Now, when most authors have his generation have retired or departed altogether, Le Carre is on something of a greatest hits tour – reviving one of his most interesting supporting players from his earlier novels and promoting him to lead. We’ve got Peter Guillam in riveting, first person form with cameos from other familiar faces too (including, yes, the iconic George Smiley). Established fans will feel that familiar warmth but relatively new readers will be greeted with a true depth of character to probe as his deceptive recollections unspool.
Through flashback, interview and stolen files he walks us through the operation that formed the basis of The Spy Who Came in From the Cold – an operation that has come back to haunt the Circus and threaten its public downfall. As something of a sequel to Spy Who and Le Carre’s Karla trilogy (in particular Tinker, Tailor, Solider, Spy), it’s advised to be well versed in these works in particular before delving into this in order to avoid spoiling prior carefully plotted revelations.

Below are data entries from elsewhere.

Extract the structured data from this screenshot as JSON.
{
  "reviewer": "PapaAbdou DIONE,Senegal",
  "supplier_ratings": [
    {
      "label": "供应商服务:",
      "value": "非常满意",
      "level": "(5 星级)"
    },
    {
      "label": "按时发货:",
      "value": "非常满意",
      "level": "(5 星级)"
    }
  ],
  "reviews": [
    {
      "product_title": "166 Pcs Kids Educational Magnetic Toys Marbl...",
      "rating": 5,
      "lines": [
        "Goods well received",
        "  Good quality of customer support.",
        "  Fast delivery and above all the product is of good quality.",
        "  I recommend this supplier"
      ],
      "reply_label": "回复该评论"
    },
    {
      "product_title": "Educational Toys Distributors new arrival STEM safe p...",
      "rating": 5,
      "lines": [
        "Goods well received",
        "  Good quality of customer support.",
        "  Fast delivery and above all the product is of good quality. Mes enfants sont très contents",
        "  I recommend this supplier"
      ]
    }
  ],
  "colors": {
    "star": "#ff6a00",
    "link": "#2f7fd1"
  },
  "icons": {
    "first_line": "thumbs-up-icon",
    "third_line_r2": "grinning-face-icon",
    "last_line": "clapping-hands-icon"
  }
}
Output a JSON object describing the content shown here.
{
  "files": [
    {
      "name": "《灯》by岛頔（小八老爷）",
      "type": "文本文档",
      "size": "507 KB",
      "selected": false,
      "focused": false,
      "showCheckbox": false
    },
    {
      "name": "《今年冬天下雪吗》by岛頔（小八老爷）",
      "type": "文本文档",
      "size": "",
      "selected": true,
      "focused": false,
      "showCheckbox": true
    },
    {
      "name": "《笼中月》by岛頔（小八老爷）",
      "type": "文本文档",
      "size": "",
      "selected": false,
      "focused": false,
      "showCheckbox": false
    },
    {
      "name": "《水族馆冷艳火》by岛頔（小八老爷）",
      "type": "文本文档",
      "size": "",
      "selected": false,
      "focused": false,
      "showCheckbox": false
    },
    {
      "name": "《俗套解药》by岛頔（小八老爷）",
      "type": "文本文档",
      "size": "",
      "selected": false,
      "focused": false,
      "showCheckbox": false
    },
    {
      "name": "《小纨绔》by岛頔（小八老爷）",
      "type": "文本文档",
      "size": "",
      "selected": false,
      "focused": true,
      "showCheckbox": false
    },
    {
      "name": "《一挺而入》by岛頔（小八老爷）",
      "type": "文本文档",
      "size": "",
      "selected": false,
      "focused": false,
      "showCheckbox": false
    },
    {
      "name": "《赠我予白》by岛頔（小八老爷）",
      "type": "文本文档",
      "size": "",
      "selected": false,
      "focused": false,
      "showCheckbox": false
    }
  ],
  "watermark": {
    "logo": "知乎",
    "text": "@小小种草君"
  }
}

But this isn’t a cash in on former glories. Nor is A Legacy of Spies isn’t just a stroll down a shadow and fog drenched memory lane; it’s also a veteran’s icy comment on the bureaucratic nature of modern espionage – legal, HR, PR. If that sounds at all dull, just remember that this an author who makes sifting through dusty papers feel Hitchcockian in its level of expertly judged suspense. Because his characters are so well drawn and ultimately human, we respond to their moral and physical danger as we grapple with the daunting task of understanding their layers of predicaments. Few spy stories bring us close to the people behind the aliases.
And here Le Carre is experimenting somewhat riskily with a mixture of forms – interview transcripts, first person, third person, second hand recollections, official files, the gaps in official files that have been stolen or redacted, official conversations, unofficial conversations, East and West Berlin, codes, diversions, shadows, fog, smoke and mirrors. It’s a garden maze of ideas – the thrill comes from backtracking on your wrong turns to find the exit. If you’ve seen an Oliver Stone film with its scattershot myriad of shooting styles, this will be right at home. But what an audacious form for a regal writer of this age to adopt. This isn’t just a novel – it’s a critical assessment of past works as well as current musing on what constitutes the ideas of trust and interpretation. The jumps in style force the reader to maintain Le Carre’s gallop and question which form we should believe.
What’s so riveting about A Legacy of Spies is how the conflicting narratives of The Spy Who and Tinker, Tailor have been inverted and contorted to give the audience a new perspective. It’s the classic three sides to the story: yours, mine and the truth. Guillam here navigates us around all three as Le Carre’s A Legacy of Spies muddies the lines between each version of truth with typically invigorating craft.
This craft is on fine, literate display on every page. Take this chapter opener: “The benign weather of yesterday had been driven off by a lateral rain that raked the streets of Pimlico like gunfire”. The mix of routine and passion; place and atmosphere, probing and piercing. Le Carre finds danger in filing cabinets with no files in them – that’s how strong of a command he has over his narratives and, in turn, his audiences. The Bonds and the Bournes of this world make fists out of their hands to fight in the open. Le Carre’s characters make fists because they’re tightly protecting a scrap of paper that could get them killed and make a wildfire of the Cold War.
A Legacy of Spies not only enriches classic Le Carre works but emerges from the cold fog as its own riveting story. With this grand pageturner, we learn that our favourite characters can never truly rest or sleep. They are haunted by their profession. Perhaps that’s why they’re sometimes called “spooks”. We don’t envy them.
A Legacy of Spies is available now through Penguin Viking.